[Web page and app entries]

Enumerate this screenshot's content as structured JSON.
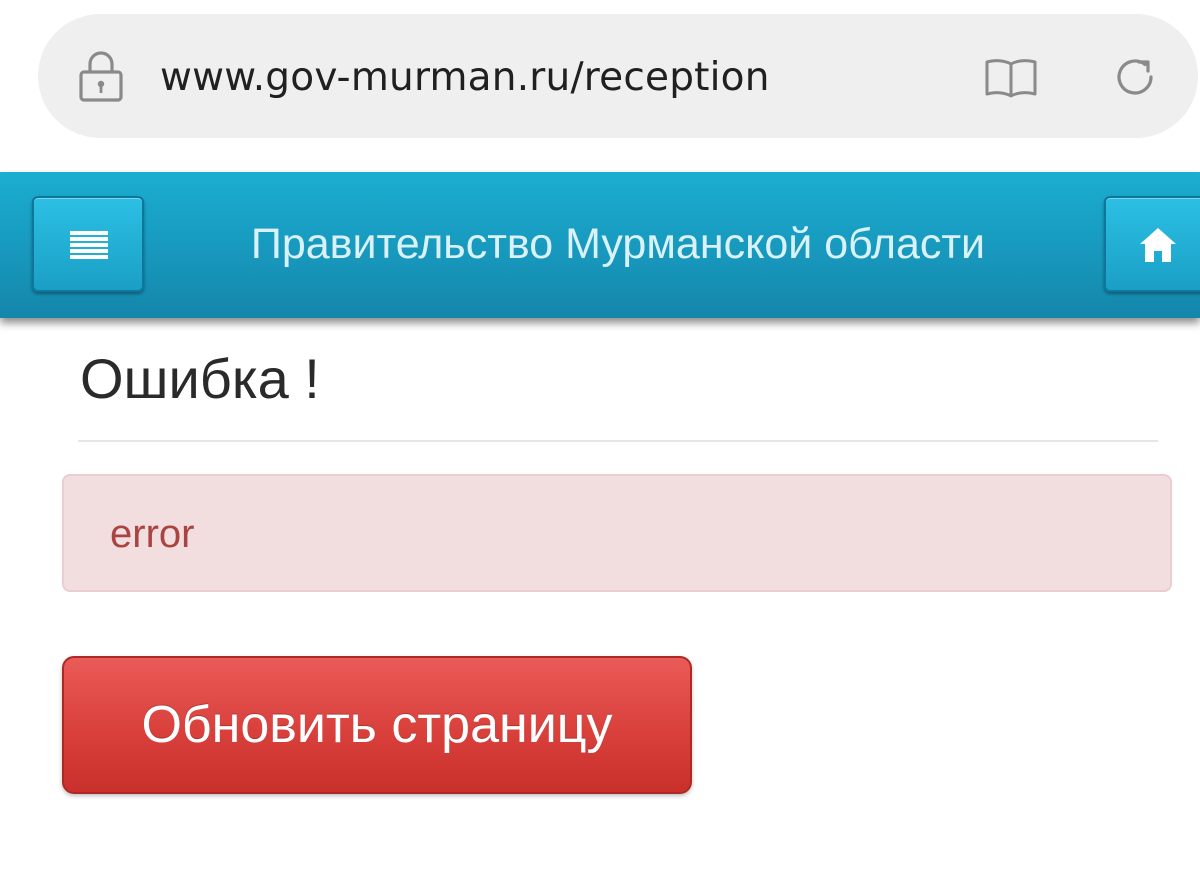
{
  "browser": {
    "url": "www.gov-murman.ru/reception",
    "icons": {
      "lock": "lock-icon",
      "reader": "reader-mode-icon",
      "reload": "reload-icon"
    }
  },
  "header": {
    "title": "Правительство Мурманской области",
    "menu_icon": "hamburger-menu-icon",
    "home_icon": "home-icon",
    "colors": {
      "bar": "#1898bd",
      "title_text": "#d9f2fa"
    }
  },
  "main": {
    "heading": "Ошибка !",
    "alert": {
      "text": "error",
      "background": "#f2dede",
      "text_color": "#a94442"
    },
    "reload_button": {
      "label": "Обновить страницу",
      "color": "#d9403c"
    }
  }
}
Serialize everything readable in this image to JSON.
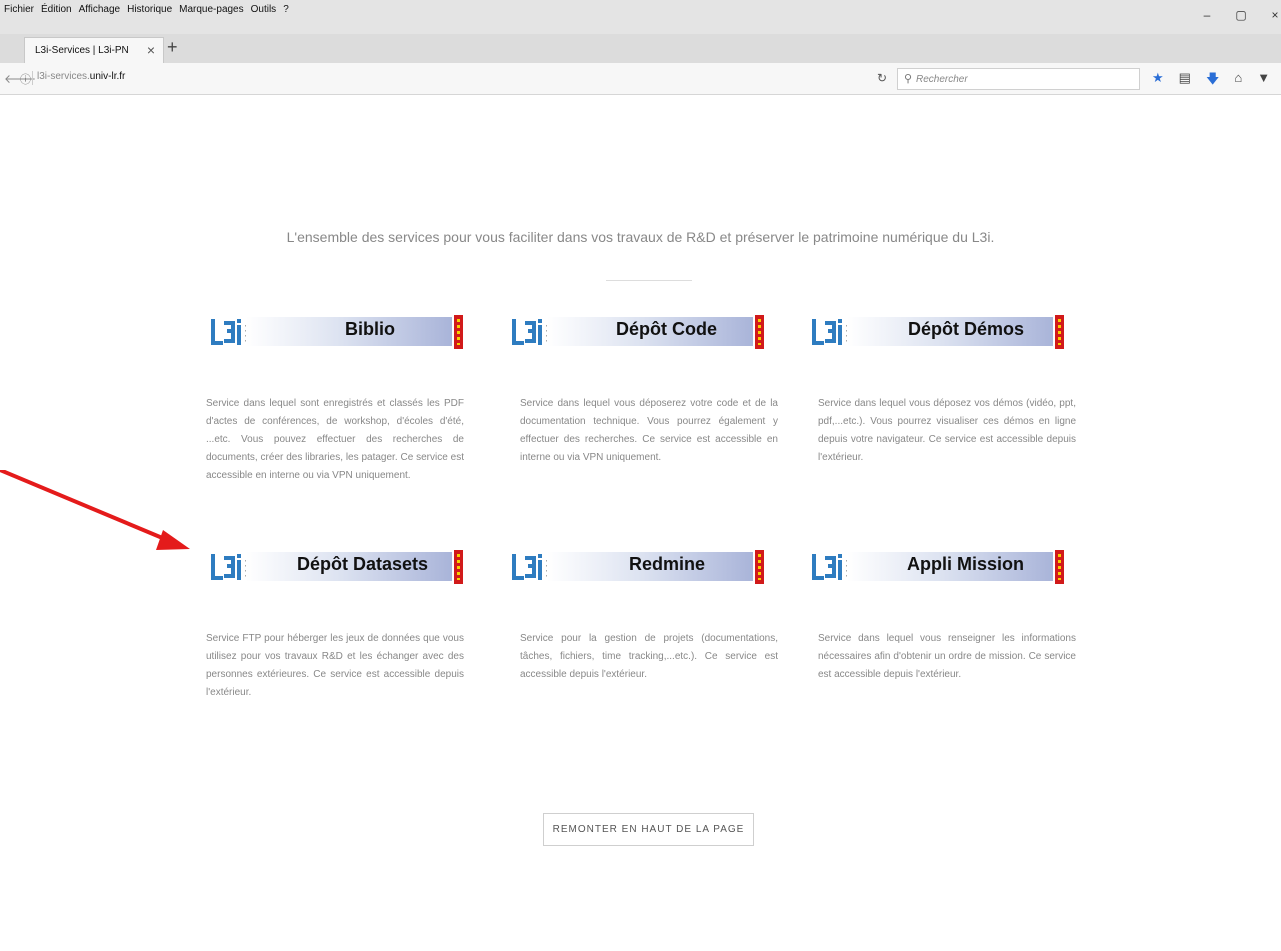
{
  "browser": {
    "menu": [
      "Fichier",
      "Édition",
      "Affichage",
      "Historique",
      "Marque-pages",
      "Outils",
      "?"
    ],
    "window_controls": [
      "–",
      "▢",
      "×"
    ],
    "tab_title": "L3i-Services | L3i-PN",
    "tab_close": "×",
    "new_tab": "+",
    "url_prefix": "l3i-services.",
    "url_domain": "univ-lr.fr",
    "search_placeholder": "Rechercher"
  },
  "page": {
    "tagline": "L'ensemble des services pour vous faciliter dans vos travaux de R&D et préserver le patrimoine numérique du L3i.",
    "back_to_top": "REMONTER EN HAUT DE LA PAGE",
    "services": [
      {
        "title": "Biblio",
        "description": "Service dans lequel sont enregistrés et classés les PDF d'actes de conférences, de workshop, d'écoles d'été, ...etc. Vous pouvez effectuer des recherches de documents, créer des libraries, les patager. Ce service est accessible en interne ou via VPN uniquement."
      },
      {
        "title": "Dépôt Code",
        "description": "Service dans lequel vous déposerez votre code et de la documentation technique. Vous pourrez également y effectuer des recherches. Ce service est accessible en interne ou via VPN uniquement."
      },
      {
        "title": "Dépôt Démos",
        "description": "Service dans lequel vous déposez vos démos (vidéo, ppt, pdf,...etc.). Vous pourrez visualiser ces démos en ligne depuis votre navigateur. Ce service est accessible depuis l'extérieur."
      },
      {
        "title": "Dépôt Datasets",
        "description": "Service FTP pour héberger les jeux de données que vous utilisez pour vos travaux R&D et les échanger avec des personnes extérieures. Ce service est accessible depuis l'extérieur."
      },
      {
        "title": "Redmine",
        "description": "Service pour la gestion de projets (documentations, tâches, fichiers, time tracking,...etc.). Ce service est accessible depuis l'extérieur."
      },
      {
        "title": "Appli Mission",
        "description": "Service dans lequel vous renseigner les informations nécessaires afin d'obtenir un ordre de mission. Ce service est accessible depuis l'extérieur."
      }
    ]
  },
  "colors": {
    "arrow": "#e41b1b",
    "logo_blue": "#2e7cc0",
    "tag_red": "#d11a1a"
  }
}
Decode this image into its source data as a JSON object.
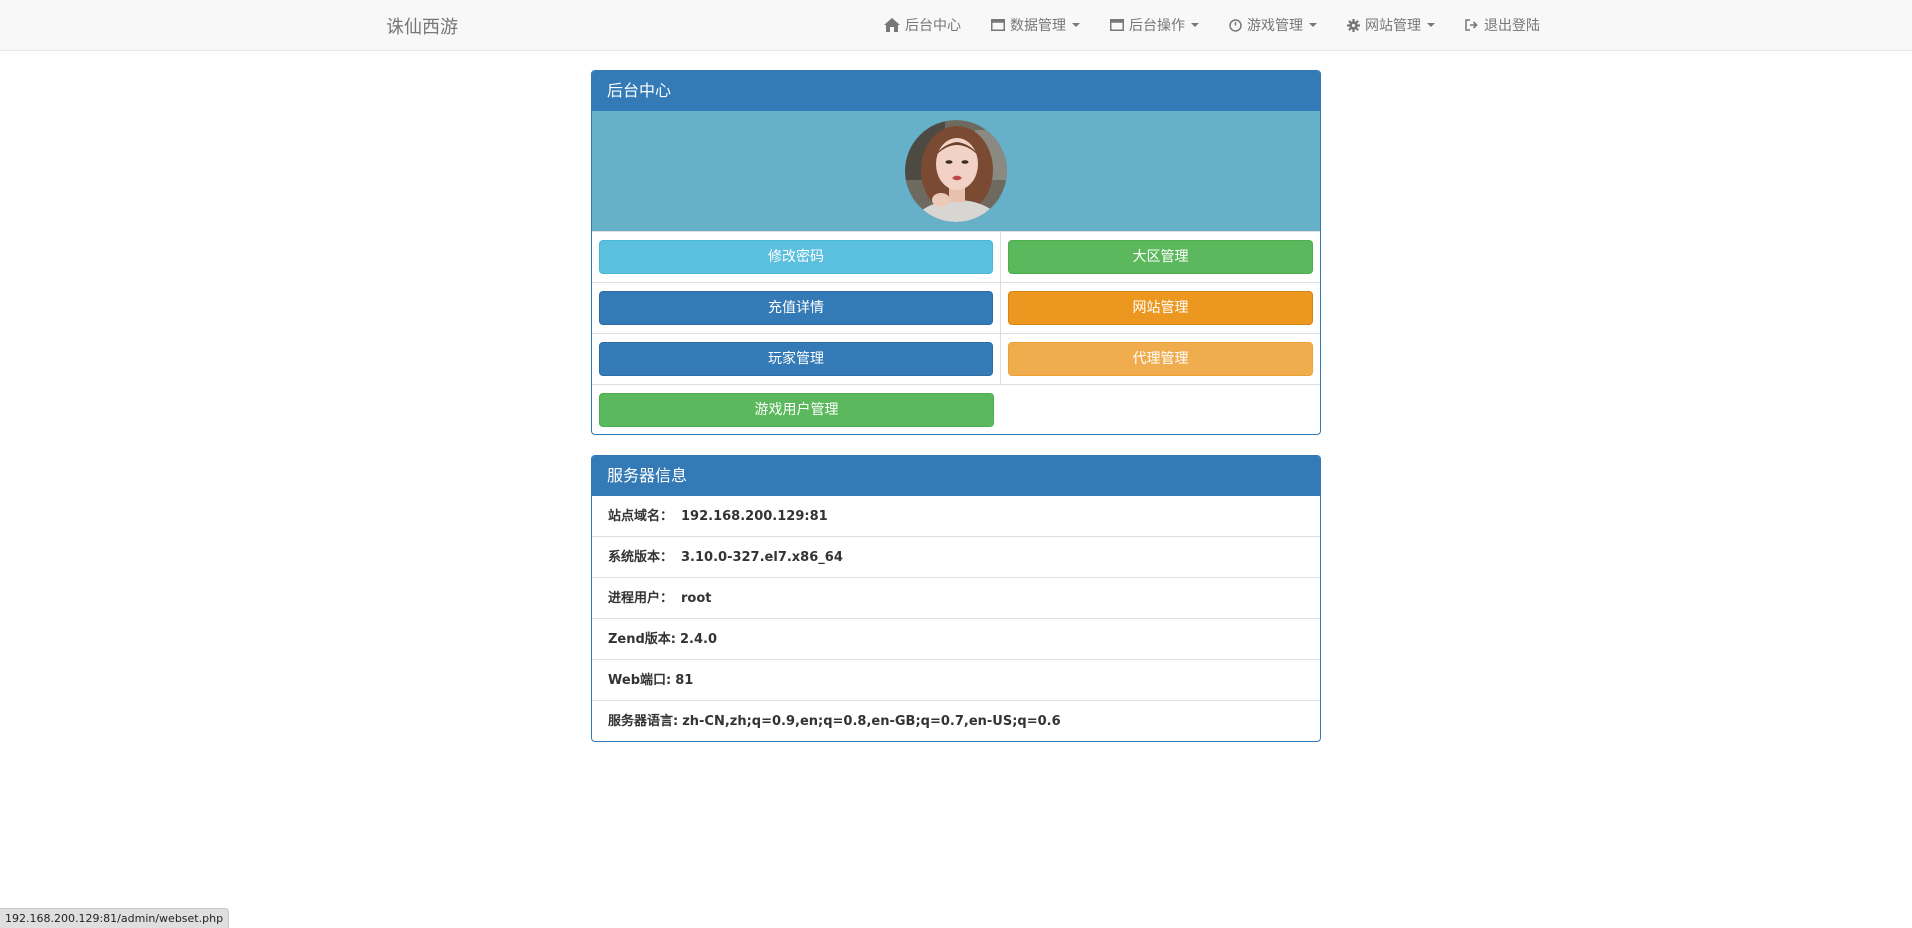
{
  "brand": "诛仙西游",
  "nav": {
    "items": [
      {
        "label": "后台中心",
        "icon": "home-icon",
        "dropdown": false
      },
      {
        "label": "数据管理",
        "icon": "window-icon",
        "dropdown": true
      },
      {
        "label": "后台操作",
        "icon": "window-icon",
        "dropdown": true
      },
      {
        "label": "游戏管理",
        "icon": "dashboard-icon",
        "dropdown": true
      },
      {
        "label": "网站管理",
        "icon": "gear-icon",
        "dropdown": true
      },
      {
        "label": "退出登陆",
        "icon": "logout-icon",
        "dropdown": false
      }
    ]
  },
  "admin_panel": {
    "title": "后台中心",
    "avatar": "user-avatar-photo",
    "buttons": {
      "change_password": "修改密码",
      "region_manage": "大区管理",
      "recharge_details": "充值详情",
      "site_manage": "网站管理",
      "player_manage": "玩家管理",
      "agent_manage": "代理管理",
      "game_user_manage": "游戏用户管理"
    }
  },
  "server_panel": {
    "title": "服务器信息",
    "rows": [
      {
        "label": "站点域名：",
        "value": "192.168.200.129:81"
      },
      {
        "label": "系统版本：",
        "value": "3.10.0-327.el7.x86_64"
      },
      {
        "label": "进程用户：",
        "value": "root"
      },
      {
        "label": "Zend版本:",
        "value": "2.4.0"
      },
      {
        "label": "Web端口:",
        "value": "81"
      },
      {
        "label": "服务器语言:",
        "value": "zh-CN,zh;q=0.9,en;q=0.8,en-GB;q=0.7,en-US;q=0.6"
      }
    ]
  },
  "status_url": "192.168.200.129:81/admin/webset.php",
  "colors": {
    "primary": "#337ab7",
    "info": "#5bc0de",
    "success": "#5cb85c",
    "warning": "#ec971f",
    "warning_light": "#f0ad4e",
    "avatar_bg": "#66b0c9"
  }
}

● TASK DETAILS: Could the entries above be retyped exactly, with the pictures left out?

● EXERCISE OUTPUT:
Enumerate this screenshot's content as structured JSON.
{
  "browser": {
    "url": "www.gov-murman.ru/reception",
    "icons": {
      "lock": "lock-icon",
      "reader": "reader-mode-icon",
      "reload": "reload-icon"
    }
  },
  "header": {
    "title": "Правительство Мурманской области",
    "menu_icon": "hamburger-menu-icon",
    "home_icon": "home-icon",
    "colors": {
      "bar": "#1898bd",
      "title_text": "#d9f2fa"
    }
  },
  "main": {
    "heading": "Ошибка !",
    "alert": {
      "text": "error",
      "background": "#f2dede",
      "text_color": "#a94442"
    },
    "reload_button": {
      "label": "Обновить страницу",
      "color": "#d9403c"
    }
  }
}
Serialize everything readable in this image to JSON.
{
  "browser": {
    "menu": [
      "Fichier",
      "Édition",
      "Affichage",
      "Historique",
      "Marque-pages",
      "Outils",
      "?"
    ],
    "window_controls": [
      "–",
      "▢",
      "×"
    ],
    "tab_title": "L3i-Services | L3i-PN",
    "tab_close": "×",
    "new_tab": "+",
    "url_prefix": "l3i-services.",
    "url_domain": "univ-lr.fr",
    "search_placeholder": "Rechercher"
  },
  "page": {
    "tagline": "L'ensemble des services pour vous faciliter dans vos travaux de R&D et préserver le patrimoine numérique du L3i.",
    "back_to_top": "REMONTER EN HAUT DE LA PAGE",
    "services": [
      {
        "title": "Biblio",
        "description": "Service dans lequel sont enregistrés et classés les PDF d'actes de conférences, de workshop, d'écoles d'été, ...etc. Vous pouvez effectuer des recherches de documents, créer des libraries, les patager. Ce service est accessible en interne ou via VPN uniquement."
      },
      {
        "title": "Dépôt Code",
        "description": "Service dans lequel vous déposerez votre code et de la documentation technique. Vous pourrez également y effectuer des recherches. Ce service est accessible en interne ou via VPN uniquement."
      },
      {
        "title": "Dépôt Démos",
        "description": "Service dans lequel vous déposez vos démos (vidéo, ppt, pdf,...etc.). Vous pourrez visualiser ces démos en ligne depuis votre navigateur. Ce service est accessible depuis l'extérieur."
      },
      {
        "title": "Dépôt Datasets",
        "description": "Service FTP pour héberger les jeux de données que vous utilisez pour vos travaux R&D et les échanger avec des personnes extérieures. Ce service est accessible depuis l'extérieur."
      },
      {
        "title": "Redmine",
        "description": "Service pour la gestion de projets (documentations, tâches, fichiers, time tracking,...etc.). Ce service est accessible depuis l'extérieur."
      },
      {
        "title": "Appli Mission",
        "description": "Service dans lequel vous renseigner les informations nécessaires afin d'obtenir un ordre de mission. Ce service est accessible depuis l'extérieur."
      }
    ]
  },
  "colors": {
    "arrow": "#e41b1b",
    "logo_blue": "#2e7cc0",
    "tag_red": "#d11a1a"
  }
}
Decode this image into its source data as a JSON object.
{
  "brand": "诛仙西游",
  "nav": {
    "items": [
      {
        "label": "后台中心",
        "icon": "home-icon",
        "dropdown": false
      },
      {
        "label": "数据管理",
        "icon": "window-icon",
        "dropdown": true
      },
      {
        "label": "后台操作",
        "icon": "window-icon",
        "dropdown": true
      },
      {
        "label": "游戏管理",
        "icon": "dashboard-icon",
        "dropdown": true
      },
      {
        "label": "网站管理",
        "icon": "gear-icon",
        "dropdown": true
      },
      {
        "label": "退出登陆",
        "icon": "logout-icon",
        "dropdown": false
      }
    ]
  },
  "admin_panel": {
    "title": "后台中心",
    "avatar": "user-avatar-photo",
    "buttons": {
      "change_password": "修改密码",
      "region_manage": "大区管理",
      "recharge_details": "充值详情",
      "site_manage": "网站管理",
      "player_manage": "玩家管理",
      "agent_manage": "代理管理",
      "game_user_manage": "游戏用户管理"
    }
  },
  "server_panel": {
    "title": "服务器信息",
    "rows": [
      {
        "label": "站点域名：",
        "value": "192.168.200.129:81"
      },
      {
        "label": "系统版本：",
        "value": "3.10.0-327.el7.x86_64"
      },
      {
        "label": "进程用户：",
        "value": "root"
      },
      {
        "label": "Zend版本:",
        "value": "2.4.0"
      },
      {
        "label": "Web端口:",
        "value": "81"
      },
      {
        "label": "服务器语言:",
        "value": "zh-CN,zh;q=0.9,en;q=0.8,en-GB;q=0.7,en-US;q=0.6"
      }
    ]
  },
  "status_url": "192.168.200.129:81/admin/webset.php",
  "colors": {
    "primary": "#337ab7",
    "info": "#5bc0de",
    "success": "#5cb85c",
    "warning": "#ec971f",
    "warning_light": "#f0ad4e",
    "avatar_bg": "#66b0c9"
  }
}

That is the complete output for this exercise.